About this task
Copy every entry precisely.

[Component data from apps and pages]
□ □ □ □

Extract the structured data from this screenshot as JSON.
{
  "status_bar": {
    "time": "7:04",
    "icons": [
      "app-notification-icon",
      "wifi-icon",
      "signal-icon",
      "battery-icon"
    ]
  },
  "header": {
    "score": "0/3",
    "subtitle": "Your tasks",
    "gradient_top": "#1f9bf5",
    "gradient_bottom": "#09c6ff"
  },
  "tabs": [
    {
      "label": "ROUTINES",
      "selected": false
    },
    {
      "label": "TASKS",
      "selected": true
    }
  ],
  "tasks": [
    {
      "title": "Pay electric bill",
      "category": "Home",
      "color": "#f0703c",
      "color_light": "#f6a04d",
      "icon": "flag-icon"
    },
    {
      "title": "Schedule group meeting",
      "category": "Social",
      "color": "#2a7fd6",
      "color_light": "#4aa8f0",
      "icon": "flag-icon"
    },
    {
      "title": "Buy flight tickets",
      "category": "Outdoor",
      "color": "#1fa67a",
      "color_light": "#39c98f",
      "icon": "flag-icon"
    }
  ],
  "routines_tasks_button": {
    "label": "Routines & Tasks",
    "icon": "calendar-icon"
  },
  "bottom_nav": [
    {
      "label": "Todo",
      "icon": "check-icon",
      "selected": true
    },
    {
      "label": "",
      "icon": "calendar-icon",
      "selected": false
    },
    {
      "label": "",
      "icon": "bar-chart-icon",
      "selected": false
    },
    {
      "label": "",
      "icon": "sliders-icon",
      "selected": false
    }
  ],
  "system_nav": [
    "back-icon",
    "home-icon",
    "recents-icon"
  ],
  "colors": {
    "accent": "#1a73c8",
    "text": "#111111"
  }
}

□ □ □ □

Output for this exercise
Extract the structured data from this screenshot as JSON.
{
  "status_bar": {
    "time": "7:04",
    "icons": [
      "app-notification-icon",
      "wifi-icon",
      "signal-icon",
      "battery-icon"
    ]
  },
  "header": {
    "score": "0/3",
    "subtitle": "Your tasks",
    "gradient_top": "#1f9bf5",
    "gradient_bottom": "#09c6ff"
  },
  "tabs": [
    {
      "label": "ROUTINES",
      "selected": false
    },
    {
      "label": "TASKS",
      "selected": true
    }
  ],
  "tasks": [
    {
      "title": "Pay electric bill",
      "category": "Home",
      "color": "#f0703c",
      "color_light": "#f6a04d",
      "icon": "flag-icon"
    },
    {
      "title": "Schedule group meeting",
      "category": "Social",
      "color": "#2a7fd6",
      "color_light": "#4aa8f0",
      "icon": "flag-icon"
    },
    {
      "title": "Buy flight tickets",
      "category": "Outdoor",
      "color": "#1fa67a",
      "color_light": "#39c98f",
      "icon": "flag-icon"
    }
  ],
  "routines_tasks_button": {
    "label": "Routines & Tasks",
    "icon": "calendar-icon"
  },
  "bottom_nav": [
    {
      "label": "Todo",
      "icon": "check-icon",
      "selected": true
    },
    {
      "label": "",
      "icon": "calendar-icon",
      "selected": false
    },
    {
      "label": "",
      "icon": "bar-chart-icon",
      "selected": false
    },
    {
      "label": "",
      "icon": "sliders-icon",
      "selected": false
    }
  ],
  "system_nav": [
    "back-icon",
    "home-icon",
    "recents-icon"
  ],
  "colors": {
    "accent": "#1a73c8",
    "text": "#111111"
  }
}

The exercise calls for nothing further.